The forest provides habitat for a variety of birds and animals.

Past the fields lies a wide strip of forest dominated by hickory and oak. As I walk, I find trees of varying height and girth indicating a healthy and maturing second growth forest. The area includes larger grandfather trees, short saplings, and standing dead trees or snags. When left standing, the snags provide inviting opportunities for a variety of woodpeckers. As the trees decompose, insects begin to devour the nutrients in the wood. Woodpeckers drill their heads, bill first, into trees creating cavities to slurp out insects with their long, barbed tongues. Several types of warblers, flycatchers and thrushes also reside in the woods.

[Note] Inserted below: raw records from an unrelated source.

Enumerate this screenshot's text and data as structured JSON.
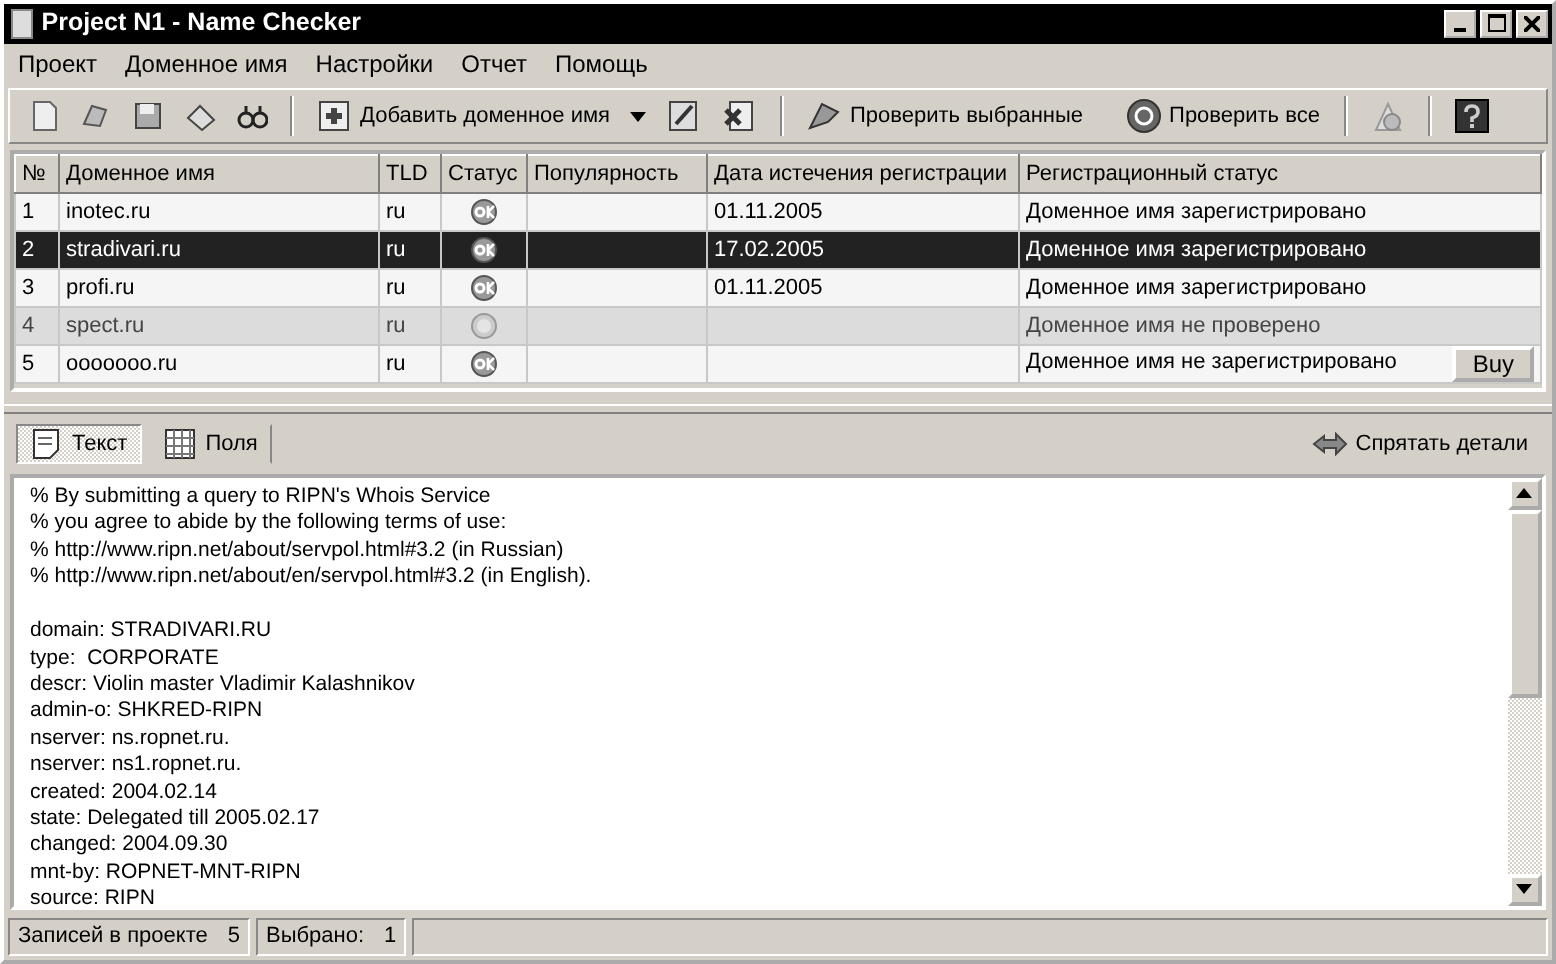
{
  "window": {
    "title": "Project N1 - Name Checker"
  },
  "menu": [
    "Проект",
    "Доменное имя",
    "Настройки",
    "Отчет",
    "Помощь"
  ],
  "toolbar": {
    "add_label": "Добавить доменное имя",
    "check_selected_label": "Проверить выбранные",
    "check_all_label": "Проверить все"
  },
  "table": {
    "columns": [
      "№",
      "Доменное имя",
      "TLD",
      "Статус",
      "Популярность",
      "Дата истечения регистрации",
      "Регистрационный статус"
    ],
    "rows": [
      {
        "n": "1",
        "domain": "inotec.ru",
        "tld": "ru",
        "kind": "ok",
        "expires": "01.11.2005",
        "reg_status": "Доменное имя зарегистрировано",
        "selected": false
      },
      {
        "n": "2",
        "domain": "stradivari.ru",
        "tld": "ru",
        "kind": "ok",
        "expires": "17.02.2005",
        "reg_status": "Доменное имя зарегистрировано",
        "selected": true
      },
      {
        "n": "3",
        "domain": "profi.ru",
        "tld": "ru",
        "kind": "ok",
        "expires": "01.11.2005",
        "reg_status": "Доменное имя зарегистрировано",
        "selected": false
      },
      {
        "n": "4",
        "domain": "spect.ru",
        "tld": "ru",
        "kind": "unchecked",
        "reg_status": "Доменное имя не проверено",
        "selected": false
      },
      {
        "n": "5",
        "domain": "ooooooo.ru",
        "tld": "ru",
        "kind": "ok",
        "reg_status": "Доменное имя не зарегистрировано",
        "action": "Buy",
        "selected": false
      }
    ]
  },
  "detail_tabs": [
    {
      "label": "Текст",
      "selected": true
    },
    {
      "label": "Поля",
      "selected": false
    }
  ],
  "hide_details": "Спрятать детали",
  "whois_text": {
    "notice": [
      "% By submitting a query to RIPN's Whois Service",
      "% you agree to abide by the following terms of use:",
      "% http://www.ripn.net/about/servpol.html#3.2 (in Russian)",
      "% http://www.ripn.net/about/en/servpol.html#3.2 (in English)."
    ],
    "record": [
      "domain: STRADIVARI.RU",
      "type:  CORPORATE",
      "descr: Violin master Vladimir Kalashnikov",
      "admin-o: SHKRED-RIPN",
      "nserver: ns.ropnet.ru.",
      "nserver: ns1.ropnet.ru.",
      "created: 2004.02.14",
      "state: Delegated till 2005.02.17",
      "changed: 2004.09.30",
      "mnt-by: ROPNET-MNT-RIPN",
      "source: RIPN"
    ]
  },
  "status_bar": {
    "records_label": "Записей в проекте",
    "records_value": "5",
    "selected_label": "Выбрано:",
    "selected_value": "1"
  }
}
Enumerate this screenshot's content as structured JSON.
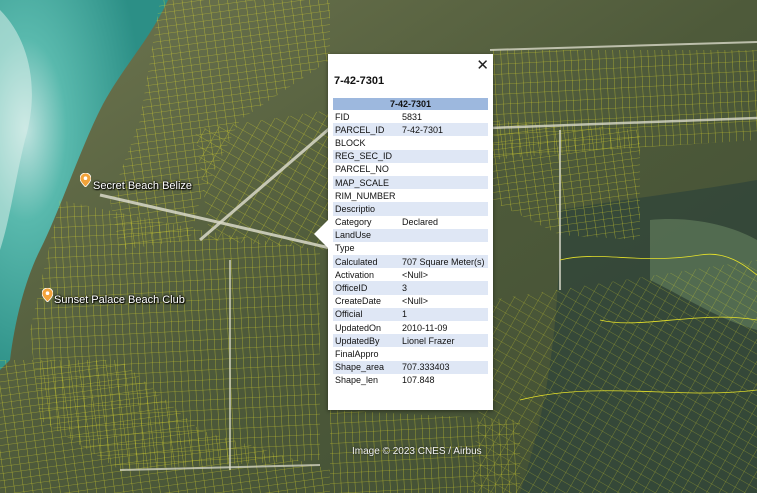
{
  "popup": {
    "title": "7-42-7301",
    "close_glyph": "✕",
    "header": "7-42-7301",
    "rows": [
      {
        "key": "FID",
        "value": "5831"
      },
      {
        "key": "PARCEL_ID",
        "value": "7-42-7301"
      },
      {
        "key": "BLOCK",
        "value": ""
      },
      {
        "key": "REG_SEC_ID",
        "value": ""
      },
      {
        "key": "PARCEL_NO",
        "value": ""
      },
      {
        "key": "MAP_SCALE",
        "value": ""
      },
      {
        "key": "RIM_NUMBER",
        "value": ""
      },
      {
        "key": "Descriptio",
        "value": ""
      },
      {
        "key": "Category",
        "value": "Declared"
      },
      {
        "key": "LandUse",
        "value": ""
      },
      {
        "key": "Type",
        "value": ""
      },
      {
        "key": "Calculated",
        "value": "707 Square Meter(s)"
      },
      {
        "key": "Activation",
        "value": "<Null>"
      },
      {
        "key": "OfficeID",
        "value": "3"
      },
      {
        "key": "CreateDate",
        "value": "<Null>"
      },
      {
        "key": "Official",
        "value": "1"
      },
      {
        "key": "UpdatedOn",
        "value": "2010-11-09"
      },
      {
        "key": "UpdatedBy",
        "value": "Lionel Frazer"
      },
      {
        "key": "FinalAppro",
        "value": ""
      },
      {
        "key": "Shape_area",
        "value": "707.333403"
      },
      {
        "key": "Shape_len",
        "value": "107.848"
      }
    ]
  },
  "places": [
    {
      "name": "Secret Beach Belize",
      "icon": "map-pin-icon"
    },
    {
      "name": "Sunset Palace Beach Club",
      "icon": "map-pin-icon"
    }
  ],
  "attribution": "Image © 2023 CNES / Airbus",
  "colors": {
    "parcel_lines": "#e6e22a",
    "sea": "#35a99c",
    "vegetation": "#4d5a3b",
    "popup_header": "#9db8de",
    "popup_alt_row": "#dfe7f5",
    "pin": "#f2a33a"
  }
}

Most recently, I explored the wetlands to the east of the park. In an effort to compile a well-rounded list of birds, I knew I’d need to find some type of waterfowl. With hopeful anticipation, I headed out in search of some kind of duck. Instead, I was delighted to find a large great blue heron standing stiff-legged and motionless in the middle of the first pond. It is amazing how still and patient they can be while on the hunt. I think I can learn something from this great blue bird. In addition, I found a pair of green herons displaying similar behavior and throngs of red-winged blackbirds.

A green heron perches above the wetland.

A green heron perches above the wetland.

I encourage, even challenge, you to take a step away from the predictable bustling of farm enthusiasts and drift into the untamed.  Search for your neighbors, too: the sparrow, the mockingbirds. See what you can discover. There is so much to see.

Author Patrick McNamara is a staff interpreter at Frying Pan Farm Park.